» Assignment
Give back every record word for word, but keep the pictures out.

» Input

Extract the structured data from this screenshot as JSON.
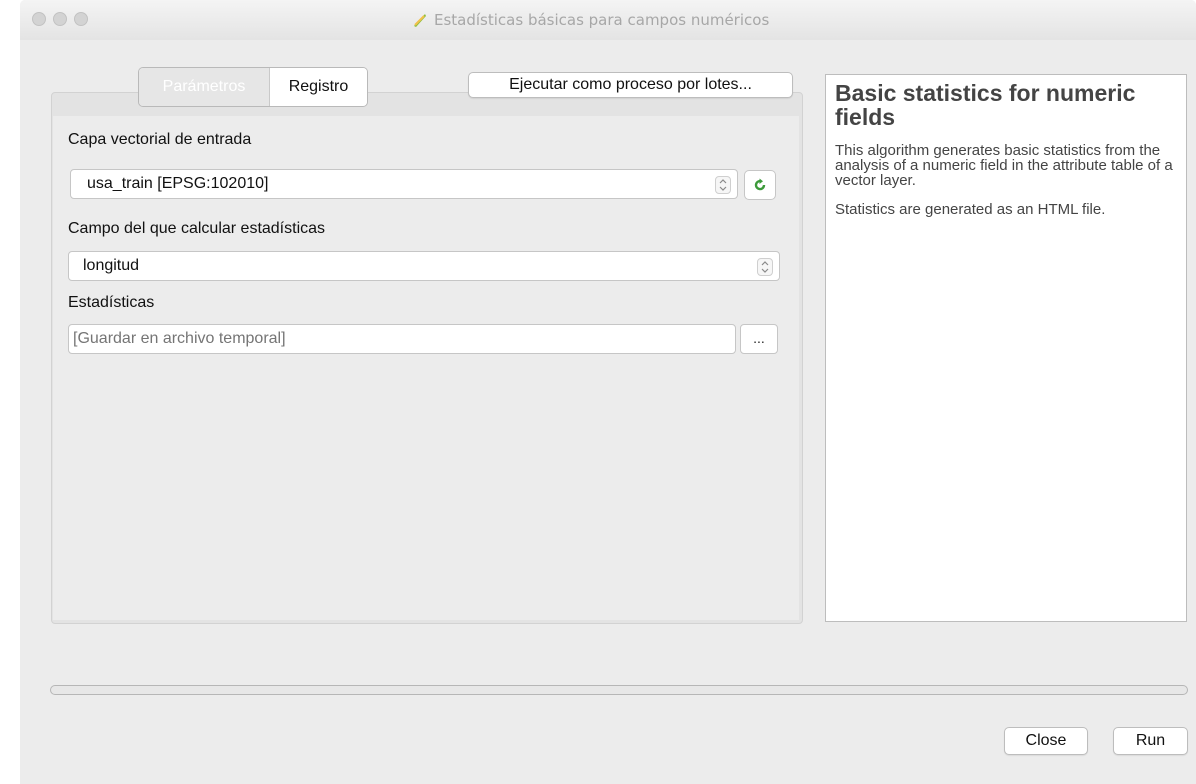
{
  "window": {
    "title": "Estadísticas básicas para campos numéricos"
  },
  "tabs": [
    {
      "label": "Parámetros",
      "active": false
    },
    {
      "label": "Registro",
      "active": true
    }
  ],
  "toolbar": {
    "batch_label": "Ejecutar como proceso por lotes..."
  },
  "params": {
    "input_layer_label": "Capa vectorial de entrada",
    "input_layer_value": "usa_train [EPSG:102010]",
    "field_label": "Campo del que calcular estadísticas",
    "field_value": "longitud",
    "output_label": "Estadísticas",
    "output_placeholder": "[Guardar en archivo temporal]",
    "browse_label": "..."
  },
  "help": {
    "title": "Basic statistics for numeric fields",
    "paragraph1": "This algorithm generates basic statistics from the analysis of a numeric field in the attribute table of a vector layer.",
    "paragraph2": "Statistics are generated as an HTML file."
  },
  "progress": {
    "value": 0
  },
  "buttons": {
    "close_label": "Close",
    "run_label": "Run"
  },
  "colors": {
    "window_bg": "#ececec",
    "refresh_icon": "#3c9a3a"
  }
}
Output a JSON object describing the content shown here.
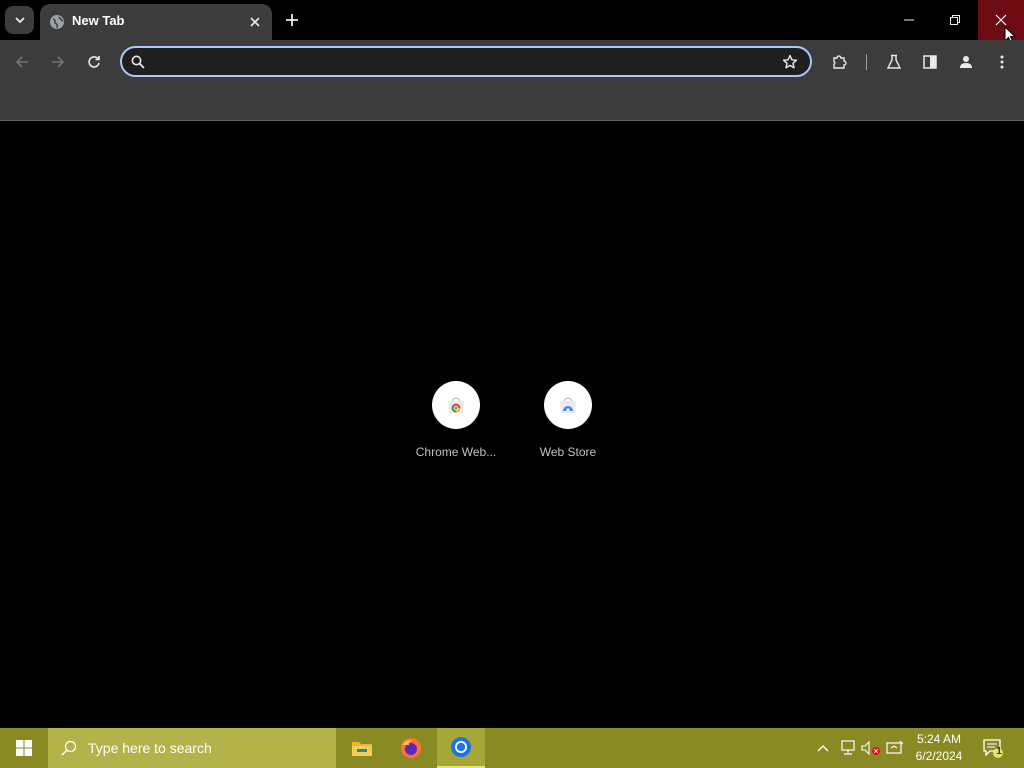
{
  "colors": {
    "accent": "#a8c7fa",
    "close_hover": "#6e0b12",
    "taskbar": "#8a8a24"
  },
  "tab": {
    "title": "New Tab"
  },
  "omnibox": {
    "value": "",
    "placeholder": ""
  },
  "shortcuts": [
    {
      "label": "Chrome Web...",
      "icon": "chrome-web-store-icon"
    },
    {
      "label": "Web Store",
      "icon": "web-store-icon"
    }
  ],
  "taskbar": {
    "search_placeholder": "Type here to search",
    "apps": [
      "file-explorer-icon",
      "firefox-icon",
      "chrome-icon"
    ],
    "clock_time": "5:24 AM",
    "clock_date": "6/2/2024",
    "notification_count": "1"
  }
}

» Task solution
Extract the structured data from this screenshot as JSON.
{
  "window": {
    "title": "Estadísticas básicas para campos numéricos"
  },
  "tabs": [
    {
      "label": "Parámetros",
      "active": false
    },
    {
      "label": "Registro",
      "active": true
    }
  ],
  "toolbar": {
    "batch_label": "Ejecutar como proceso por lotes..."
  },
  "params": {
    "input_layer_label": "Capa vectorial de entrada",
    "input_layer_value": "usa_train [EPSG:102010]",
    "field_label": "Campo del que calcular estadísticas",
    "field_value": "longitud",
    "output_label": "Estadísticas",
    "output_placeholder": "[Guardar en archivo temporal]",
    "browse_label": "..."
  },
  "help": {
    "title": "Basic statistics for numeric fields",
    "paragraph1": "This algorithm generates basic statistics from the analysis of a numeric field in the attribute table of a vector layer.",
    "paragraph2": "Statistics are generated as an HTML file."
  },
  "progress": {
    "value": 0
  },
  "buttons": {
    "close_label": "Close",
    "run_label": "Run"
  },
  "colors": {
    "window_bg": "#ececec",
    "refresh_icon": "#3c9a3a"
  }
}
Output a JSON object describing the content shown here.
{
  "colors": {
    "accent": "#a8c7fa",
    "close_hover": "#6e0b12",
    "taskbar": "#8a8a24"
  },
  "tab": {
    "title": "New Tab"
  },
  "omnibox": {
    "value": "",
    "placeholder": ""
  },
  "shortcuts": [
    {
      "label": "Chrome Web...",
      "icon": "chrome-web-store-icon"
    },
    {
      "label": "Web Store",
      "icon": "web-store-icon"
    }
  ],
  "taskbar": {
    "search_placeholder": "Type here to search",
    "apps": [
      "file-explorer-icon",
      "firefox-icon",
      "chrome-icon"
    ],
    "clock_time": "5:24 AM",
    "clock_date": "6/2/2024",
    "notification_count": "1"
  }
}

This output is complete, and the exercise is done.